Despite adjustments over the many years, many advocates say Japan remains to be behind different main nations. As lately as 1996, Japan’s authorities sponsored a program underneath which hundreds of individuals have been forcibly sterilized due to mental disabilities, psychological sickness or genetic issues. And it was solely in 2016 that Japan handed an anti-discrimination regulation, two years after signing the United Nations Convention on the Rights of Persons With Disabilities.
Some of the lagging attitudes in Japan will be traced to colleges, through which youngsters with disabilities are largely excluded from mainstream school rooms. And with authorities quotas mandating that folks with disabilities make up 2.5 % of the work drive of public companies and a couple of.three % of personal companies, some massive corporations have established separate subsidiaries completely for employees with disabilities.
Tokyo has made enhancements to its accessibility, however folks with disabilities nonetheless encounter obstacles every day.Credit…Chang W. Lee/The New York Times

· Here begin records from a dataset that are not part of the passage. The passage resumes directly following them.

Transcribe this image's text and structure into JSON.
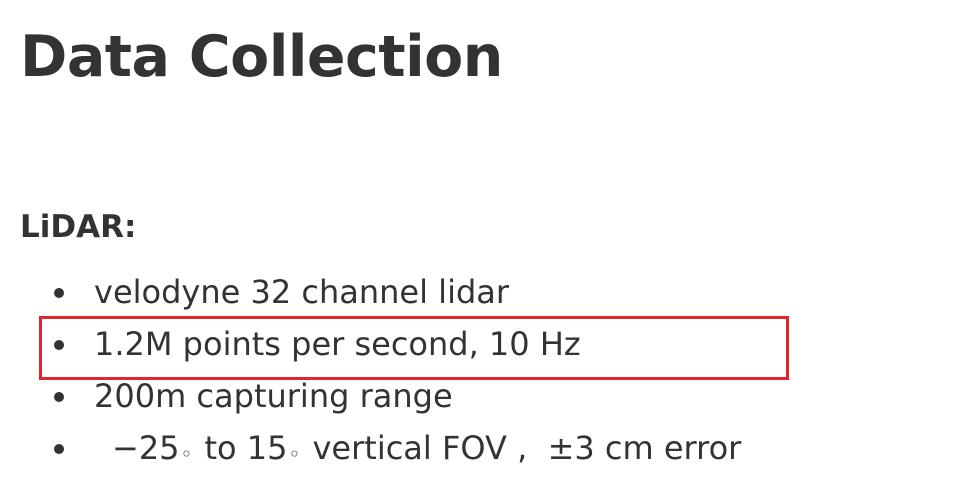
{
  "title": "Data Collection",
  "section": {
    "heading": "LiDAR:"
  },
  "items": [
    {
      "text": "velodyne 32 channel lidar"
    },
    {
      "text": "1.2M points per second, 10 Hz"
    },
    {
      "text": "200m capturing range"
    },
    {
      "parts": {
        "low": "−25",
        "deg1": "◦",
        "to": " to 15",
        "deg2": "◦",
        "fov": " vertical FOV ,  ",
        "err": "±3 cm error"
      }
    }
  ],
  "highlight": {
    "item_index": 1,
    "color": "#e0252e"
  },
  "colors": {
    "text": "#333333",
    "background": "#ffffff"
  }
}
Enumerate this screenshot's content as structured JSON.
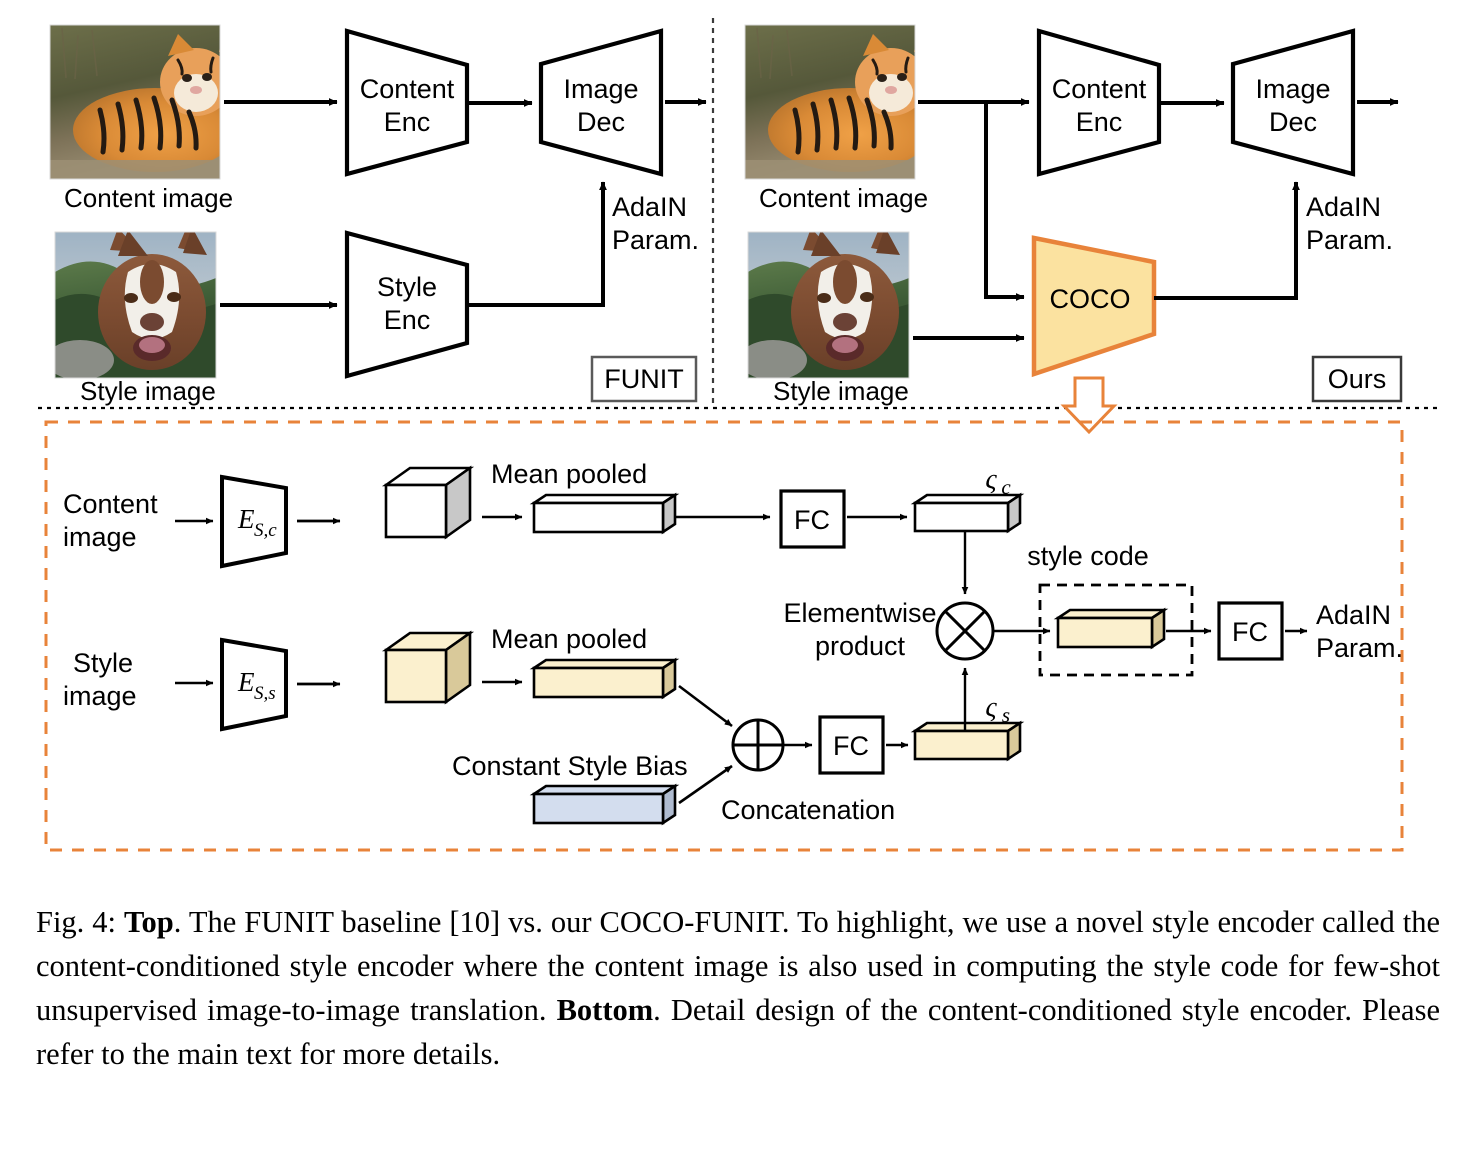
{
  "figure": {
    "top_left_panel": {
      "tag": "FUNIT",
      "content_image_label": "Content image",
      "style_image_label": "Style image",
      "content_encoder": [
        "Content",
        "Enc"
      ],
      "style_encoder": [
        "Style",
        "Enc"
      ],
      "image_decoder": [
        "Image",
        "Dec"
      ],
      "adain_label": [
        "AdaIN",
        "Param."
      ]
    },
    "top_right_panel": {
      "tag": "Ours",
      "content_image_label": "Content image",
      "style_image_label": "Style image",
      "content_encoder": [
        "Content",
        "Enc"
      ],
      "coco_module": "COCO",
      "image_decoder": [
        "Image",
        "Dec"
      ],
      "adain_label": [
        "AdaIN",
        "Param."
      ]
    },
    "bottom_panel": {
      "content_image_label": [
        "Content",
        "image"
      ],
      "style_image_label": [
        "Style",
        "image"
      ],
      "content_encoder_symbol": "E",
      "content_encoder_sub": "S,c",
      "style_encoder_symbol": "E",
      "style_encoder_sub": "S,s",
      "mean_pooled_content": "Mean pooled",
      "mean_pooled_style": "Mean pooled",
      "constant_style_bias": "Constant Style Bias",
      "concatenation": "Concatenation",
      "elementwise_product": [
        "Elementwise",
        "product"
      ],
      "fc_content": "FC",
      "fc_style": "FC",
      "fc_output": "FC",
      "zeta_c": "ς",
      "zeta_c_sub": "c",
      "zeta_s": "ς",
      "zeta_s_sub": "s",
      "style_code_label": "style code",
      "adain_label": [
        "AdaIN",
        "Param."
      ]
    },
    "colors": {
      "accent_orange": "#E8833A",
      "coco_fill": "#FBE2A0",
      "cream_fill": "#FBF0CE",
      "cream_side": "#D9C99A",
      "blue_fill": "#D3DDEE",
      "blue_side": "#AFBBD0",
      "gray_side": "#C8C8C8",
      "stroke": "#000000"
    }
  },
  "caption": {
    "prefix": "Fig. 4: ",
    "bold1": "Top",
    "text1": ". The FUNIT baseline [10] vs. our COCO-FUNIT. To highlight, we use a novel style encoder called the content-conditioned style encoder where the content image is also used in computing the style code for few-shot unsupervised image-to-image translation. ",
    "bold2": "Bottom",
    "text2": ". Detail design of the content-conditioned style encoder. Please refer to the main text for more details."
  }
}
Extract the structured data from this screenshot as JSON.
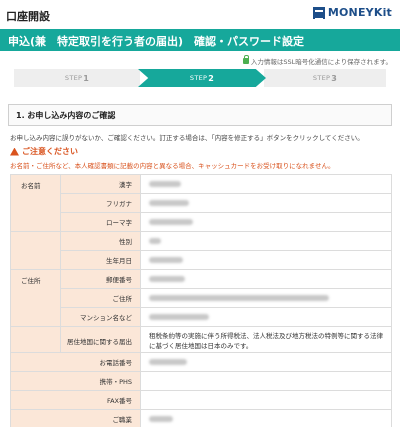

“I think it had been really ingrained in our mind-set that we are different and it’s OK to be segregated,” stated Emi Aizawa, who leads world partnerships at Miraino, a consulting agency that helps corporations develop higher environments for folks with disabilities.
The Paralympics supply the promise of turning stigma into celebration and current a narrative of overcome adversity. But for the athletes, the most effective final result may be that they’re seen as simply that — athletes, not folks with disabilities.
Takayuki Suzuki, a swimmer who has gained 5 medals for Japan for the reason that Tokyo Paralympics opened on Aug. 24, stated he needed equal remedy.
“My hope,” he stated in an interview after he completed swimming a warmth of a 200-meter freestyle occasion earlier this week, “is that sports played by those with disabilities will be received with as much excitement as sports played by those who are able-bodied.”
Daisuke Uehara, a Paralympic medalist in para ice hockey, stated that by enjoying sports activities, folks with disabilities “could realize that they could re-enter society again despite their disability.”Credit…Chang W. Lee/The New York Times